Everything has its season: ET had to go home, Sisko had to go be with the Prophets, Yoda had to become one with the force, Professer Xavier and Magneto had to go their separate ways, and so too this blog series must come to an end.
I’ve enjoyed every minute I’ve spent interacting with you through this blog and I’d gladly do it again. If you’d like to keep up with my writing, you can find me at Gender Focus, at the Gender Focus Facebook Page, or on Twitter @jarrahpenguin.
For interest’s sake, because we geeks love metrics, “For Girls Who Wear Glasses” was my most popular post in terms of Facebook shares (over 700 in 2 days), while “Nerd Hyperwhiteness” got by far the most comments. And this is a bit of a guess but I’m estimating “Barriers to Women in Science” was shared the most on Twitter.
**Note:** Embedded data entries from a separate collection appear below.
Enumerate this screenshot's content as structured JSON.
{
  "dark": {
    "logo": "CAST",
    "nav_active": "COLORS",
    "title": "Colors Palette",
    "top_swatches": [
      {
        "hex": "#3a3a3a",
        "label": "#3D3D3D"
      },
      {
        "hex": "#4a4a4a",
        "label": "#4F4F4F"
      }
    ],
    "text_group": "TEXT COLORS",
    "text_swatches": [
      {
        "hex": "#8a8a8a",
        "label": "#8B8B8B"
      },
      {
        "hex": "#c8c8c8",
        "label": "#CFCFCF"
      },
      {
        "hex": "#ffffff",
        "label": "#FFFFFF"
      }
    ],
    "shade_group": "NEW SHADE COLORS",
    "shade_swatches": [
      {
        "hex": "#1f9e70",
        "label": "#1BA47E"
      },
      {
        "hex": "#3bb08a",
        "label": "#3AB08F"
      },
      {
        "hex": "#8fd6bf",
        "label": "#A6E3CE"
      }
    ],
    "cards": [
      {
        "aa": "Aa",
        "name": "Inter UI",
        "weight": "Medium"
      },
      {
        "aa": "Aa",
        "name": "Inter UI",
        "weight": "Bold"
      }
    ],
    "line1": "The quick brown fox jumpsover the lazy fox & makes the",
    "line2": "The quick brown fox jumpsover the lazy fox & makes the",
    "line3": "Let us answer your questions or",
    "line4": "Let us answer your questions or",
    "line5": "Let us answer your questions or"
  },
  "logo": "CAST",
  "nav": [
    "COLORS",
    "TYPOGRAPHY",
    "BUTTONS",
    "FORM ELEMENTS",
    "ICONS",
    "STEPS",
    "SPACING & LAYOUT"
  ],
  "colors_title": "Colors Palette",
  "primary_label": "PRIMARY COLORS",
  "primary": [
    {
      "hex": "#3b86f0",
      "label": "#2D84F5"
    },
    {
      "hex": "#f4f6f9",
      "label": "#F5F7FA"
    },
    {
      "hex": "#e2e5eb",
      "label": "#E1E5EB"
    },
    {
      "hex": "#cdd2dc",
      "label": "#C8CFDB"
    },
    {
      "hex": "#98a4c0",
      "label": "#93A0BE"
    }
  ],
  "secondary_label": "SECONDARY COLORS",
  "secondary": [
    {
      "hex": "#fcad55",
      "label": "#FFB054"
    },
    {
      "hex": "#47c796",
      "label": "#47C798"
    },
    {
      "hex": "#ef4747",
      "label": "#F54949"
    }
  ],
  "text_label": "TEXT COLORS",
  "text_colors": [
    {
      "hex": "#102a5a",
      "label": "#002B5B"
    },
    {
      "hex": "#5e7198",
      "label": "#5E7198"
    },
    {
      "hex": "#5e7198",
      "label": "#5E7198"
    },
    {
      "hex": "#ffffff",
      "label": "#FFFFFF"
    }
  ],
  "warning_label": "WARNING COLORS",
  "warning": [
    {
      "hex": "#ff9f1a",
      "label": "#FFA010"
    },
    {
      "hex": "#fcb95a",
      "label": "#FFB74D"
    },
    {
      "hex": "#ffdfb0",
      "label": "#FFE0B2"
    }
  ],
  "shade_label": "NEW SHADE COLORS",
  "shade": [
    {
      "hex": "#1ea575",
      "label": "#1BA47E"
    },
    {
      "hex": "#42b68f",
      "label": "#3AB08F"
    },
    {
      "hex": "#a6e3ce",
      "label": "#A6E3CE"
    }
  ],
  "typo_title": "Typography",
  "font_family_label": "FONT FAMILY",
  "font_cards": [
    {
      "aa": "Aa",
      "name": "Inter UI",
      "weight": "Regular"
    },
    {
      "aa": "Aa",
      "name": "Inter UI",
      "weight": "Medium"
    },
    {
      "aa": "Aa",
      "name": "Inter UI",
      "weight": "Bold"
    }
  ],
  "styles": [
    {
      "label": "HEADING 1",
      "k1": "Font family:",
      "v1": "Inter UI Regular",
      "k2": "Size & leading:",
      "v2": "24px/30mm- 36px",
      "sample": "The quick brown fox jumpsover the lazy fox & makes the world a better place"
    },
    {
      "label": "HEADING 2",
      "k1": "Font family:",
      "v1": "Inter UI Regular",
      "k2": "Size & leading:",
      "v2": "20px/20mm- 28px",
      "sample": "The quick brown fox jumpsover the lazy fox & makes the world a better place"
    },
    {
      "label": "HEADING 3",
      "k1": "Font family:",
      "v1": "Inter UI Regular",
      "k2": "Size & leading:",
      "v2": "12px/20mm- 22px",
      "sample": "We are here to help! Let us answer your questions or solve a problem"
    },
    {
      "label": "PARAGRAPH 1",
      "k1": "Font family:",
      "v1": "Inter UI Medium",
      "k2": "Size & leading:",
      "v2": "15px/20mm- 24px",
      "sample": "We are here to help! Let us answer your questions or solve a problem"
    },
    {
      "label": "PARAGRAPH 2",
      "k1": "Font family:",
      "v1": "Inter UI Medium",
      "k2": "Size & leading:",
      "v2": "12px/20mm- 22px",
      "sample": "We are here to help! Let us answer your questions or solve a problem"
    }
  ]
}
Over the past two months we’ve celebrated feminerd heroines real and fictional, challenged some not-so-feminist corners of geekdoms, and looked at the gender and racial dimensions of the geek/nerd stereotype.
One of the big things I gained an appreciation for through writing this blog is the incredible diversity and depth of geek subcultures. Back when I was a guest contributor to the About-Face Blog I wrote an article on Lolita fashion based on a short documentary I’d seen, and was rightfully taken to task by feminists who identified with and practiced Lolita who felt I didn’t fully understand the culture. You can’t fake nerd interests and I was conscious of not wanting to repeat my mistake by writing about certain aspects of nerd culture with a tone of authority that I hadn’t really earned.
I’m happy with the topics I covered, but some topics I wish I’d had more time to research/experience so I could’ve written on them are:
- Graphic novels
- Convention culture
- Class dimensions of nerd/geek culture
- Comic books, particularly Wonder Woman and a closer look at Jean Grey
Another area I did write on but wish I’d had more time to talk about was fanfiction. I would’ve liked to do a second post that was more for people already writing fanfic that could’ve looked more in-depth at Mary Sues and the history of fanfic in English Literature. While my blog at Gender Focus covers slightly less nerdy topics as well, I hope I’ll get a chance to explore some of these subjects further there.
Before I beam on out of here, I wanted to transmit an extra special thanks to Kelsey Wallace and Kjerstin Johnson for their editing & tech help.
And to everyone else, thanks for reading. Live Long and Prosper.